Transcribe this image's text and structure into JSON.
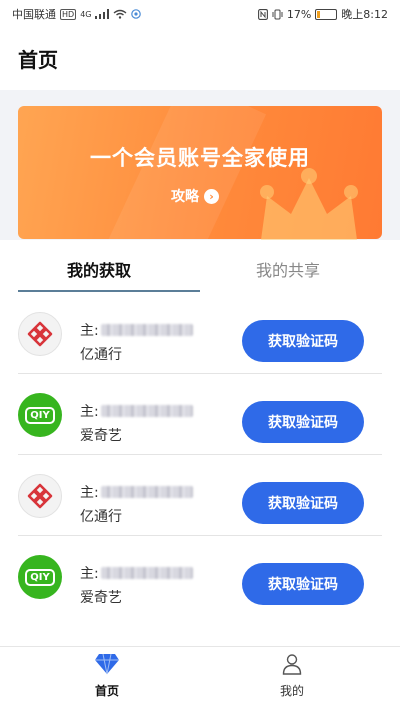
{
  "status_bar": {
    "carrier": "中国联通",
    "hd_badge": "HD",
    "network": "4G",
    "battery": "17%",
    "battery_level": 0.17,
    "time": "晚上8:12"
  },
  "header": {
    "title": "首页"
  },
  "banner": {
    "title": "一个会员账号全家使用",
    "link_label": "攻略",
    "link_arrow": "›"
  },
  "tabs": [
    {
      "label": "我的获取",
      "active": true
    },
    {
      "label": "我的共享",
      "active": false
    }
  ],
  "items": [
    {
      "owner_prefix": "主:",
      "app": "亿通行",
      "button": "获取验证码",
      "icon": "yitongxing-logo-icon"
    },
    {
      "owner_prefix": "主:",
      "app": "爱奇艺",
      "button": "获取验证码",
      "icon": "iqiyi-logo-icon",
      "logo_text": "QIY"
    },
    {
      "owner_prefix": "主:",
      "app": "亿通行",
      "button": "获取验证码",
      "icon": "yitongxing-logo-icon"
    },
    {
      "owner_prefix": "主:",
      "app": "爱奇艺",
      "button": "获取验证码",
      "icon": "iqiyi-logo-icon",
      "logo_text": "QIY"
    }
  ],
  "bottom_nav": [
    {
      "label": "首页",
      "icon": "diamond-icon",
      "active": true
    },
    {
      "label": "我的",
      "icon": "user-icon",
      "active": false
    }
  ],
  "colors": {
    "accent_blue": "#2f6ae8",
    "banner_orange": "#ff8a3b",
    "iqiyi_green": "#37b51f",
    "yitongxing_red": "#d8343a"
  }
}
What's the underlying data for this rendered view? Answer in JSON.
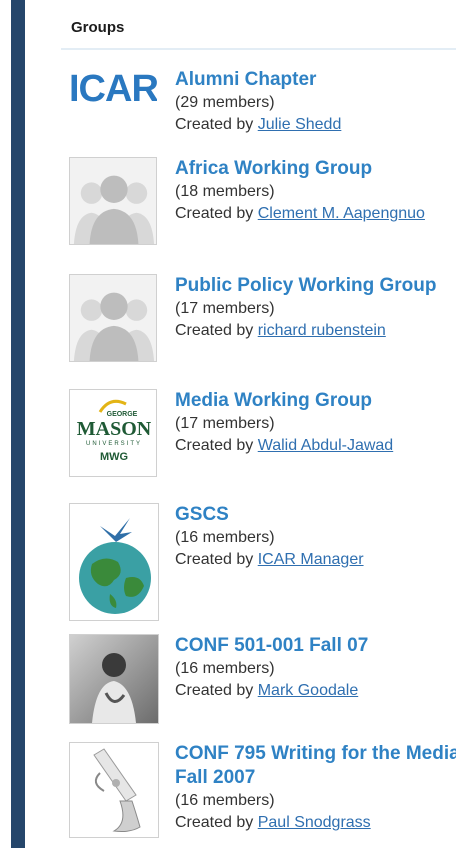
{
  "panel": {
    "title": "Groups"
  },
  "groups": [
    {
      "name": "Alumni Chapter",
      "members": "(29 members)",
      "created_prefix": "Created by ",
      "creator": "Julie Shedd",
      "thumb": "icar-logo"
    },
    {
      "name": "Africa Working Group",
      "members": "(18 members)",
      "created_prefix": "Created by ",
      "creator": "Clement M. Aapengnuo",
      "thumb": "default-people"
    },
    {
      "name": "Public Policy Working Group",
      "members": "(17 members)",
      "created_prefix": "Created by ",
      "creator": "richard rubenstein",
      "thumb": "default-people"
    },
    {
      "name": "Media Working Group",
      "members": "(17 members)",
      "created_prefix": "Created by ",
      "creator": "Walid Abdul-Jawad",
      "thumb": "mason-logo"
    },
    {
      "name": "GSCS",
      "members": "(16 members)",
      "created_prefix": "Created by ",
      "creator": "ICAR Manager",
      "thumb": "globe-image"
    },
    {
      "name": "CONF 501-001 Fall 07",
      "members": "(16 members)",
      "created_prefix": "Created by ",
      "creator": "Mark Goodale",
      "thumb": "photo-gandhi"
    },
    {
      "name": "CONF 795 Writing for the Media Fall 2007",
      "members": "(16 members)",
      "created_prefix": "Created by ",
      "creator": "Paul Snodgrass",
      "thumb": "award-image"
    }
  ],
  "logos": {
    "icar_text": "ICAR",
    "mason_top": "GEORGE",
    "mason_main": "MASON",
    "mason_sub": "UNIVERSITY",
    "mason_abbr": "MWG"
  },
  "colors": {
    "stripe": "#25466b",
    "group_link": "#2f82c4",
    "creator_link": "#2f6fb0"
  }
}
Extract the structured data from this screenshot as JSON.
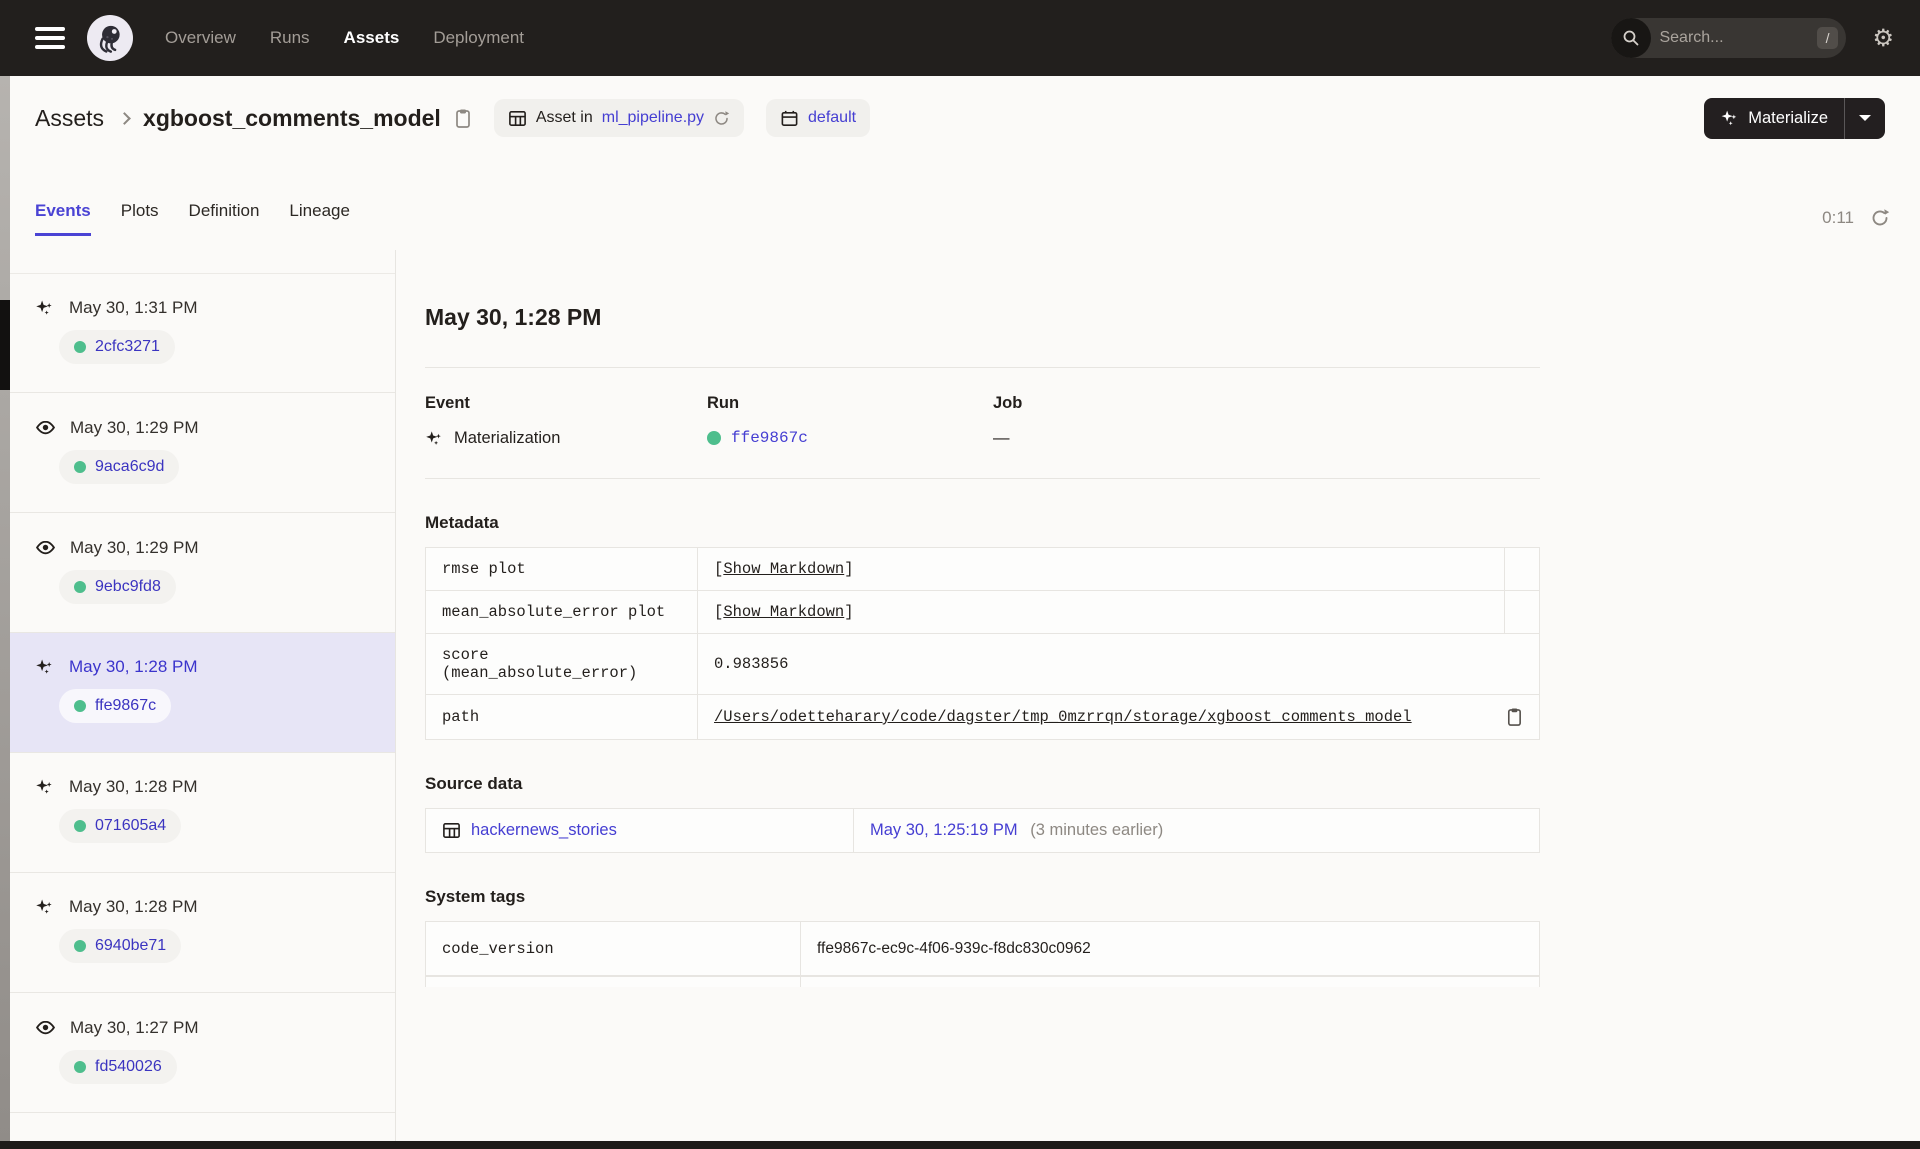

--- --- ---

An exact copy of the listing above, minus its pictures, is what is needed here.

Transcribe this image's text and structure into JSON.
{
  "status_bar": {
    "carrier": "中国联通",
    "hd_badge": "HD",
    "network": "4G",
    "battery": "17%",
    "battery_level": 0.17,
    "time": "晚上8:12"
  },
  "header": {
    "title": "首页"
  },
  "banner": {
    "title": "一个会员账号全家使用",
    "link_label": "攻略",
    "link_arrow": "›"
  },
  "tabs": [
    {
      "label": "我的获取",
      "active": true
    },
    {
      "label": "我的共享",
      "active": false
    }
  ],
  "items": [
    {
      "owner_prefix": "主:",
      "app": "亿通行",
      "button": "获取验证码",
      "icon": "yitongxing-logo-icon"
    },
    {
      "owner_prefix": "主:",
      "app": "爱奇艺",
      "button": "获取验证码",
      "icon": "iqiyi-logo-icon",
      "logo_text": "QIY"
    },
    {
      "owner_prefix": "主:",
      "app": "亿通行",
      "button": "获取验证码",
      "icon": "yitongxing-logo-icon"
    },
    {
      "owner_prefix": "主:",
      "app": "爱奇艺",
      "button": "获取验证码",
      "icon": "iqiyi-logo-icon",
      "logo_text": "QIY"
    }
  ],
  "bottom_nav": [
    {
      "label": "首页",
      "icon": "diamond-icon",
      "active": true
    },
    {
      "label": "我的",
      "icon": "user-icon",
      "active": false
    }
  ],
  "colors": {
    "accent_blue": "#2f6ae8",
    "banner_orange": "#ff8a3b",
    "iqiyi_green": "#37b51f",
    "yitongxing_red": "#d8343a"
  }
}
What's the underlying data for this rendered view? Answer in JSON.
{
  "panel": {
    "title": "Groups"
  },
  "groups": [
    {
      "name": "Alumni Chapter",
      "members": "(29 members)",
      "created_prefix": "Created by ",
      "creator": "Julie Shedd",
      "thumb": "icar-logo"
    },
    {
      "name": "Africa Working Group",
      "members": "(18 members)",
      "created_prefix": "Created by ",
      "creator": "Clement M. Aapengnuo",
      "thumb": "default-people"
    },
    {
      "name": "Public Policy Working Group",
      "members": "(17 members)",
      "created_prefix": "Created by ",
      "creator": "richard rubenstein",
      "thumb": "default-people"
    },
    {
      "name": "Media Working Group",
      "members": "(17 members)",
      "created_prefix": "Created by ",
      "creator": "Walid Abdul-Jawad",
      "thumb": "mason-logo"
    },
    {
      "name": "GSCS",
      "members": "(16 members)",
      "created_prefix": "Created by ",
      "creator": "ICAR Manager",
      "thumb": "globe-image"
    },
    {
      "name": "CONF 501-001 Fall 07",
      "members": "(16 members)",
      "created_prefix": "Created by ",
      "creator": "Mark Goodale",
      "thumb": "photo-gandhi"
    },
    {
      "name": "CONF 795 Writing for the Media Fall 2007",
      "members": "(16 members)",
      "created_prefix": "Created by ",
      "creator": "Paul Snodgrass",
      "thumb": "award-image"
    }
  ],
  "logos": {
    "icar_text": "ICAR",
    "mason_top": "GEORGE",
    "mason_main": "MASON",
    "mason_sub": "UNIVERSITY",
    "mason_abbr": "MWG"
  },
  "colors": {
    "stripe": "#25466b",
    "group_link": "#2f82c4",
    "creator_link": "#2f6fb0"
  }
}
Extract the structured data from this screenshot as JSON.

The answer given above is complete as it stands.